Conservative organizations are mobilizing to stop reauthorization of the Export-Import Bank of the United States before the institution’s authority expires at the end of May.

It’s about time. The Ex-Im Bank is the official export credit agency of the U.S. government. Established in 1934 by an executive order, its purpose was to finance foreign purchases of the United States. It became an independent agency in 1945.

The Ex-Im Bank is an organization that rewards private-sector companies based on their political standing rather than their economic merit—dispensing corporate welfare in an attempt to determine winners and losers. Solyndra, for instance, received over $10 million in loan guarantees via the “Renewable Express” program, created to aid renewable energy industry companies that are unable to compete in the market.

Critics point out that Ex-Im guaranteed $8.4 billion of loans to Boeing—or nearly the entire Ex-Im loan guarantees for 2009. The next year, Boeing was awarded $6.4 billion in loan guarantees, or 63 percent of all its loan guarantees for the year.
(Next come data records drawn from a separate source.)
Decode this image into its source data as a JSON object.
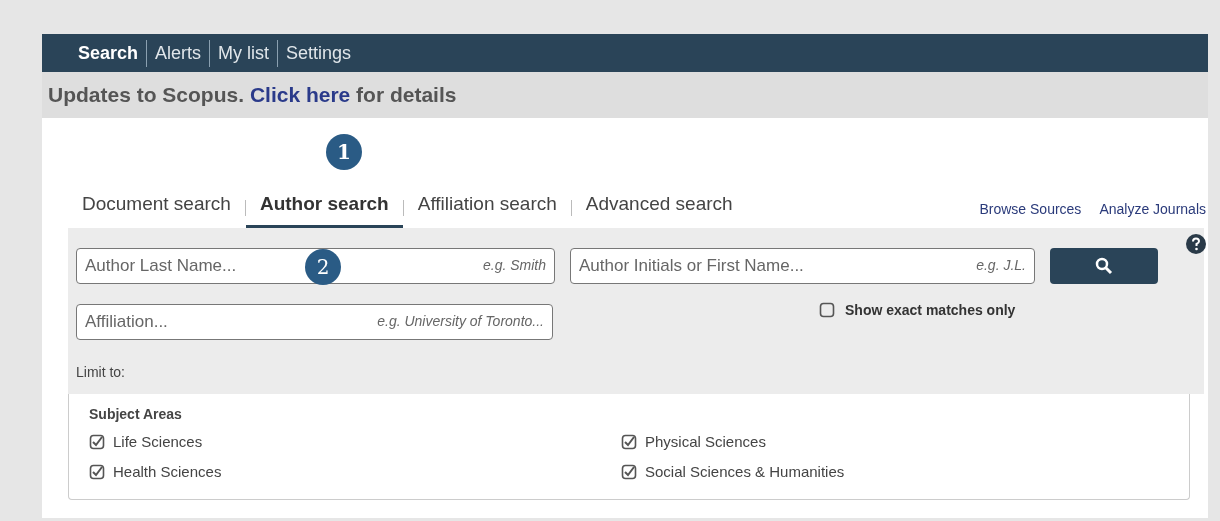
{
  "nav": [
    {
      "label": "Search",
      "selected": true
    },
    {
      "label": "Alerts",
      "selected": false
    },
    {
      "label": "My list",
      "selected": false
    },
    {
      "label": "Settings",
      "selected": false
    }
  ],
  "banner": {
    "text": "Updates to Scopus.",
    "link": "Click here",
    "rest": "for details"
  },
  "callouts": [
    "1",
    "2"
  ],
  "tabs": [
    {
      "label": "Document search",
      "selected": false
    },
    {
      "label": "Author search",
      "selected": true
    },
    {
      "label": "Affiliation search",
      "selected": false
    },
    {
      "label": "Advanced search",
      "selected": false
    }
  ],
  "links": [
    "Browse Sources",
    "Analyze Journals"
  ],
  "fields": [
    {
      "placeholder": "Author Last Name...",
      "hint": "e.g. Smith"
    },
    {
      "placeholder": "Author Initials or First Name...",
      "hint": "e.g. J.L."
    },
    {
      "placeholder": "Affiliation...",
      "hint": "e.g. University of Toronto..."
    }
  ],
  "exact_matches": {
    "label": "Show exact matches only",
    "checked": false
  },
  "limit_label": "Limit to:",
  "subject_areas": {
    "title": "Subject Areas",
    "items": [
      {
        "label": "Life Sciences",
        "checked": true
      },
      {
        "label": "Physical Sciences",
        "checked": true
      },
      {
        "label": "Health Sciences",
        "checked": true
      },
      {
        "label": "Social Sciences & Humanities",
        "checked": true
      }
    ]
  }
}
As Sallie James, a trade policy analyst at the Cato Institute’s Center for Trade Policy Studies, put it: “The Ex-Im Bank claims to correct market failure, but it introduces distortions into the economy and inserts politics into what should be purely commercial decisions.”

And Heritage Action for America recommended a “no” vote.
 
President Barack Obama would like to expand the Bank’s $100 billion finance cap by at least 35 percent. The Ex-Im Bank claims that it doesn’t add to the federal deficit. Not yet. But by distorting markets and injecting still more politics into economic decisions, it does more than enough damage already.